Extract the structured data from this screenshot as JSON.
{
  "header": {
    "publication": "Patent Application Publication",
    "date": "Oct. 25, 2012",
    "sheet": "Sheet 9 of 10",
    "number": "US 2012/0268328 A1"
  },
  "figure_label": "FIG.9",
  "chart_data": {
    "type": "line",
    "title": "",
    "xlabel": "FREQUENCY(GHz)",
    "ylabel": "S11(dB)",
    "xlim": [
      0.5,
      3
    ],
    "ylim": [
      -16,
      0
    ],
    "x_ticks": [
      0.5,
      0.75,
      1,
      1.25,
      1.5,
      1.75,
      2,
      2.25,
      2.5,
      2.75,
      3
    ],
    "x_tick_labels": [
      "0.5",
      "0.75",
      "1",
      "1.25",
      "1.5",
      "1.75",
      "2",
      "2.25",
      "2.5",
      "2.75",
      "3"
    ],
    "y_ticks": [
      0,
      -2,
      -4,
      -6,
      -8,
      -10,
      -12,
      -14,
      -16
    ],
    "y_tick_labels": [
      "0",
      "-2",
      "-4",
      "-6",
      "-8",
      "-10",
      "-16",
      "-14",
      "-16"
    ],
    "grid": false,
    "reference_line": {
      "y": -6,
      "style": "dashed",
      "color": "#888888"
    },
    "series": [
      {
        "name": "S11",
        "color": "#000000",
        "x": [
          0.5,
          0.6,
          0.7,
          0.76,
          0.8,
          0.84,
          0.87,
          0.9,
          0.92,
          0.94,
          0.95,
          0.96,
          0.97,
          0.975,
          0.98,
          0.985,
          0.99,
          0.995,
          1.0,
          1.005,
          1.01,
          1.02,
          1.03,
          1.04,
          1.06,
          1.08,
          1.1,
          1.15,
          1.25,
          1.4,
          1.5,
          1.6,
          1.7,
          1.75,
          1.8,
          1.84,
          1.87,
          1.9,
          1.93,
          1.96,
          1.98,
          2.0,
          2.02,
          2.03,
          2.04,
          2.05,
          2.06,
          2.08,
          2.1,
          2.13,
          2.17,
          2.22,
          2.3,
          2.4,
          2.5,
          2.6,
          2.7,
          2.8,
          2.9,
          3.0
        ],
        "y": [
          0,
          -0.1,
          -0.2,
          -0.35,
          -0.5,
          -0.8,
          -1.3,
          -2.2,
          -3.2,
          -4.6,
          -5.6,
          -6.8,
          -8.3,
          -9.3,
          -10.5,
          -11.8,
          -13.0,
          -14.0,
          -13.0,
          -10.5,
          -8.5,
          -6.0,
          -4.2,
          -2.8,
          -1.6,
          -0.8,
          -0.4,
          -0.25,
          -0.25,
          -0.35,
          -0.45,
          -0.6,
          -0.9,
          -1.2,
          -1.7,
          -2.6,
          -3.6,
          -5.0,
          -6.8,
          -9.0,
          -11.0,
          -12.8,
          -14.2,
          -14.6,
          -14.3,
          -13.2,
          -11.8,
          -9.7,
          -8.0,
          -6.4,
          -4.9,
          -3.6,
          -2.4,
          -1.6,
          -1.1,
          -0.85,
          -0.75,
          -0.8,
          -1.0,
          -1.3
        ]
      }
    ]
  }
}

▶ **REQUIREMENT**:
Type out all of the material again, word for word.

▶ **TASK ANSWER**:
Extract the structured data from this screenshot as JSON.
{
  "header": {
    "publication": "Patent Application Publication",
    "date": "Oct. 25, 2012",
    "sheet": "Sheet 9 of 10",
    "number": "US 2012/0268328 A1"
  },
  "figure_label": "FIG.9",
  "chart_data": {
    "type": "line",
    "title": "",
    "xlabel": "FREQUENCY(GHz)",
    "ylabel": "S11(dB)",
    "xlim": [
      0.5,
      3
    ],
    "ylim": [
      -16,
      0
    ],
    "x_ticks": [
      0.5,
      0.75,
      1,
      1.25,
      1.5,
      1.75,
      2,
      2.25,
      2.5,
      2.75,
      3
    ],
    "x_tick_labels": [
      "0.5",
      "0.75",
      "1",
      "1.25",
      "1.5",
      "1.75",
      "2",
      "2.25",
      "2.5",
      "2.75",
      "3"
    ],
    "y_ticks": [
      0,
      -2,
      -4,
      -6,
      -8,
      -10,
      -12,
      -14,
      -16
    ],
    "y_tick_labels": [
      "0",
      "-2",
      "-4",
      "-6",
      "-8",
      "-10",
      "-16",
      "-14",
      "-16"
    ],
    "grid": false,
    "reference_line": {
      "y": -6,
      "style": "dashed",
      "color": "#888888"
    },
    "series": [
      {
        "name": "S11",
        "color": "#000000",
        "x": [
          0.5,
          0.6,
          0.7,
          0.76,
          0.8,
          0.84,
          0.87,
          0.9,
          0.92,
          0.94,
          0.95,
          0.96,
          0.97,
          0.975,
          0.98,
          0.985,
          0.99,
          0.995,
          1.0,
          1.005,
          1.01,
          1.02,
          1.03,
          1.04,
          1.06,
          1.08,
          1.1,
          1.15,
          1.25,
          1.4,
          1.5,
          1.6,
          1.7,
          1.75,
          1.8,
          1.84,
          1.87,
          1.9,
          1.93,
          1.96,
          1.98,
          2.0,
          2.02,
          2.03,
          2.04,
          2.05,
          2.06,
          2.08,
          2.1,
          2.13,
          2.17,
          2.22,
          2.3,
          2.4,
          2.5,
          2.6,
          2.7,
          2.8,
          2.9,
          3.0
        ],
        "y": [
          0,
          -0.1,
          -0.2,
          -0.35,
          -0.5,
          -0.8,
          -1.3,
          -2.2,
          -3.2,
          -4.6,
          -5.6,
          -6.8,
          -8.3,
          -9.3,
          -10.5,
          -11.8,
          -13.0,
          -14.0,
          -13.0,
          -10.5,
          -8.5,
          -6.0,
          -4.2,
          -2.8,
          -1.6,
          -0.8,
          -0.4,
          -0.25,
          -0.25,
          -0.35,
          -0.45,
          -0.6,
          -0.9,
          -1.2,
          -1.7,
          -2.6,
          -3.6,
          -5.0,
          -6.8,
          -9.0,
          -11.0,
          -12.8,
          -14.2,
          -14.6,
          -14.3,
          -13.2,
          -11.8,
          -9.7,
          -8.0,
          -6.4,
          -4.9,
          -3.6,
          -2.4,
          -1.6,
          -1.1,
          -0.85,
          -0.75,
          -0.8,
          -1.0,
          -1.3
        ]
      }
    ]
  }
}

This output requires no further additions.